It’s hard to believe we have reached the end of course 1, and even harder to believe that there’s less than 3 months until the end of another school year. I know that it sounds cheesy, but I’m starting to appreciate that old adage about time going by faster each year. Perhaps that’s because reflection has been so embedded in the COETAIL experience or maybe it’s because I’ve put a mindfulness practice on the front burner, but either way, it’s crazy. The other day I thought back to my very first year as an educator and remembered all of those insecurities and misunderstandings I had about teaching and learning. I can’t tell you how glad I am to stand here today with a clearer sense of purpose and identity as an educator!
Anyway, as part of the current stage of the journey, we were challenged to design an authentic learning experience through the Understanding by Design (UbD) planning framework that reaches content and technology standards (ISTE) for both the teacher and students. I have to admit that, like most projects I undertake, I probably could have scaled it back a bit and chosen a shorter unit. But alas, here we are in the final week of COETAIL, and it just so happened to coincide with a math unit that was the perfect guinea pig for the course.
The topic of decimals is part of the Grade 4 CCSS math standards we use at my current school and it follows the fraction unit that just finished last week, so it felt like a natural choice because I started looking at it a few weeks back and working with my grade level team to unpack some of it together at the same time I started planning this COETAIL project. Additionally, the unit lends itself nicely to authentic and real-world learning, which is fundamental to the UbD process. While I have been a 4th grade teacher, it’s been many years, so the previous learning experiences have essentially been created from scratch this go ‘round. But consultation with my 4th grade counterpart has given me a nice understanding of what things have been successful in our school context over the last 2 years that she’s been in the role.

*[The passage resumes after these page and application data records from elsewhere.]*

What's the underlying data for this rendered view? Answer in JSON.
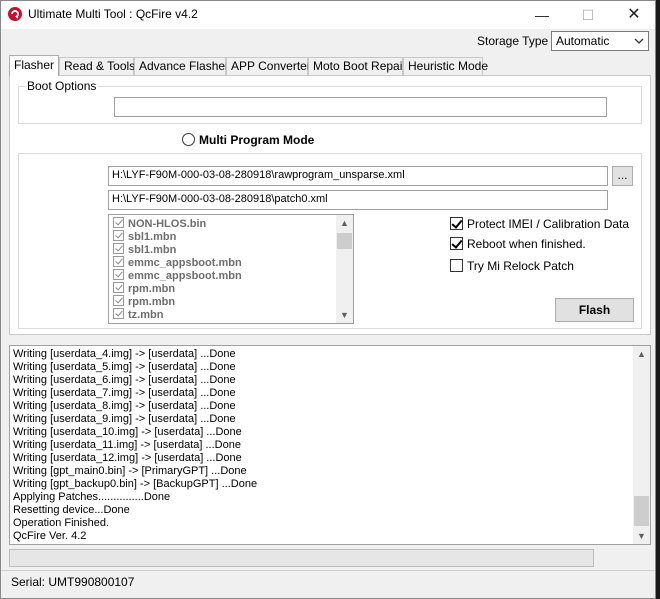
{
  "window": {
    "title": "Ultimate Multi Tool : QcFire v4.2",
    "brand_color": "#c8102e"
  },
  "storage": {
    "label": "Storage Type",
    "selected": "Automatic"
  },
  "tabs": [
    {
      "label": "Flasher",
      "active": true
    },
    {
      "label": "Read & Tools",
      "active": false
    },
    {
      "label": "Advance Flasher",
      "active": false
    },
    {
      "label": "APP Converter",
      "active": false
    },
    {
      "label": "Moto Boot Repair",
      "active": false
    },
    {
      "label": "Heuristic Mode",
      "active": false
    }
  ],
  "flasher": {
    "boot_options_label": "Boot Options",
    "boot_options_value": "",
    "multi_program_label": "Multi Program Mode",
    "rawprogram_path": "H:\\LYF-F90M-000-03-08-280918\\rawprogram_unsparse.xml",
    "patch_path": "H:\\LYF-F90M-000-03-08-280918\\patch0.xml",
    "browse_label": "...",
    "files": [
      {
        "name": "NON-HLOS.bin",
        "checked": true
      },
      {
        "name": "sbl1.mbn",
        "checked": true
      },
      {
        "name": "sbl1.mbn",
        "checked": true
      },
      {
        "name": "emmc_appsboot.mbn",
        "checked": true
      },
      {
        "name": "emmc_appsboot.mbn",
        "checked": true
      },
      {
        "name": "rpm.mbn",
        "checked": true
      },
      {
        "name": "rpm.mbn",
        "checked": true
      },
      {
        "name": "tz.mbn",
        "checked": true
      }
    ],
    "options": [
      {
        "label": "Protect IMEI / Calibration Data",
        "checked": true
      },
      {
        "label": "Reboot when finished.",
        "checked": true
      },
      {
        "label": "Try Mi Relock Patch",
        "checked": false
      }
    ],
    "flash_label": "Flash"
  },
  "log": [
    "Writing [userdata_4.img] -> [userdata] ...Done",
    "Writing [userdata_5.img] -> [userdata] ...Done",
    "Writing [userdata_6.img] -> [userdata] ...Done",
    "Writing [userdata_7.img] -> [userdata] ...Done",
    "Writing [userdata_8.img] -> [userdata] ...Done",
    "Writing [userdata_9.img] -> [userdata] ...Done",
    "Writing [userdata_10.img] -> [userdata] ...Done",
    "Writing [userdata_11.img] -> [userdata] ...Done",
    "Writing [userdata_12.img] -> [userdata] ...Done",
    "Writing [gpt_main0.bin] -> [PrimaryGPT] ...Done",
    "Writing [gpt_backup0.bin] -> [BackupGPT] ...Done",
    "Applying Patches...............Done",
    "Resetting device...Done",
    "Operation Finished.",
    "QcFire Ver. 4.2"
  ],
  "progress": {
    "fraction": 0.0
  },
  "status": {
    "serial": "Serial: UMT990800107"
  }
}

Another reason I chose this unit is because I have been particularly uninspired in my math practices lately. It’s been hard to tackle all of the content with the same passion and zest, and math has been taking the hit since I stepped in to take over. Some of the considerations I made when starting this unit were:
How can I bring more student agency into math?
In what ways can I challenge students to apply the math concepts they’re learning?
In what ways am I scaffolding learning tasks and pushing their thinking?
What purpose does technology support in math instruction and learning?
The culminating project for this course has been similar to other units I’ve planned in that we use a similar planning template and we work backwards from learning goals in a UbD format. However, many new COETAIL influences have helped shape the way I designed this unit. For example, including ISTE standards as part of the process has not been something I’ve intentionally done before, but something I see as invaluable to crafting the learning experiences. Another Course 1 influence has been on helping students make connections. These connections take many forms; connecting with classmates in higher-order thinking discussions in number talks, connecting their conceptual understandings with real-world math application, and connection to me through conferencing and feedback sessions.
Link to Plan in Google Slides
Full disclosure: I started teaching this unit on Monday and this plan is very much a living, breathing part of the math unit for the next 3 weeks. So, while you will find the first sections completed, the last part will be updated and changed daily to reflect the learning taking place in my room. It’s my hope that students can collectively move toward mastery of the content skills but also, I hope to engage the reluctant students by giving them some choice in their learning. Additional reflections and update will be added along with artifacts, so feel free to follow along, comment, or add any insights you think might help me on this journey.
Signing off until next time,